The United States made a major reversal of its stand on Jewish settlements in Palestine on Monday, saying the Israeli action is no longer illegal. The abandoning of the 40-year-old policy was welcomed in Israel and condemned by Palestinians. The US had earlier held that building Jewish settlements in the occupied West Bank was "inconsistent with international law."
The US Secretary of State, Mike Pompeo, said terming the establishment of civilian settlements inconsistent with international law 'hasn't worked.' "After carefully studying all sides of the legal debate," Mr Pompeo told reporters, "the United States has concluded that "the establishment of Israeli civilian settlements in the West Bank is not, per se, inconsistent with international law," he said.
What's the West Bank question?
Israel captured the West Bank in the 1967 war and has been gradually building Jewish settlements there as well as East Jerusalem ever since. Currently some 600,000 Jews live in as many as 140 settlements in this region. The growing Jewish Israeli population has always posed a threat for Palestinians as this would make the formation of a Palestinian nation ever more difficult and unlikely.
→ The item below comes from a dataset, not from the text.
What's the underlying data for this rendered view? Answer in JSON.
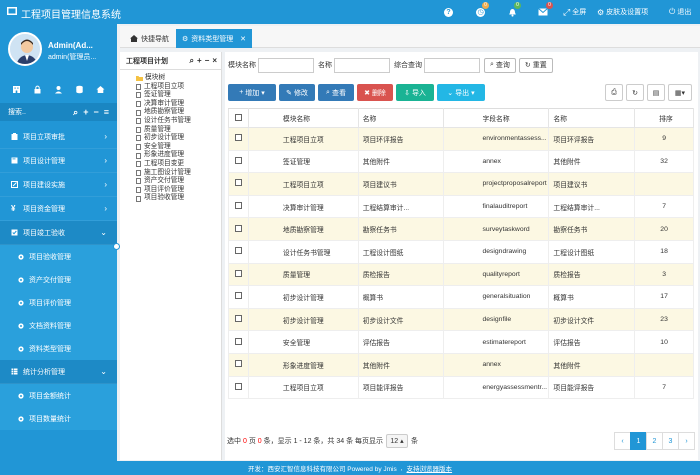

How did the US stand evolve?
It was President Jimmy Carter who adopted the stand In 1978 that the Israeli settlements in the West Bank were illegal. However, that stance has undergone changes over the years. The major shakeup happened under President Ronald Reagan in 1981. Moving away from the policy that the settlements were in violation of international laws, Reagan said the settlements were not illegal.
Over the next few decades the US held the line that the Israeli settlements were illegitimate but not illegal. That balancing act has been sidestepped now, with the Donald Trump administration endorsing the Israeli rights to build settlements in the West Bank and East Jerusalem.
What happens next?
The US move will obviously strengthen the hands of Israeli Prime Minister Benjamin Netanyahu, who has been struggling to stitch together a government after a second election returned indecisive outcome. It will also embolden Tel Aviv in the ongoing skirmish with Iran-backed Hezbollah in border regions. Netanyahu said the decision corrects a historical wrong.
Saeb Erekat, the Chief Palestinian negotiator, has said the Trump administration;s move will risk global stability, security, and peace, adding that the decision amounts to replacing international law with the law of the jungle, BBC reported. "The United States is neither qualified nor is authorized to negate international legitimacy resolutions and it has no right to give any legitimacy to Israeli settlement," the spokesman for Palestinian President Mahmoud Abbas said.
Will it help Trump in 2020 election?
It may help him. The display of out and out support for Israel will boost Trump's support among his core conservative base, especially the evangelical Christians. The current move is the latest in a series of pro-Israel moves taken by the Trump administration. The major pro-Israel measure that Trump took after coming to power was the recognition of Jerusalem as the capital of Israel in 2017. This was followed by the formal opening of an embassy in Tel Aviv in 2018.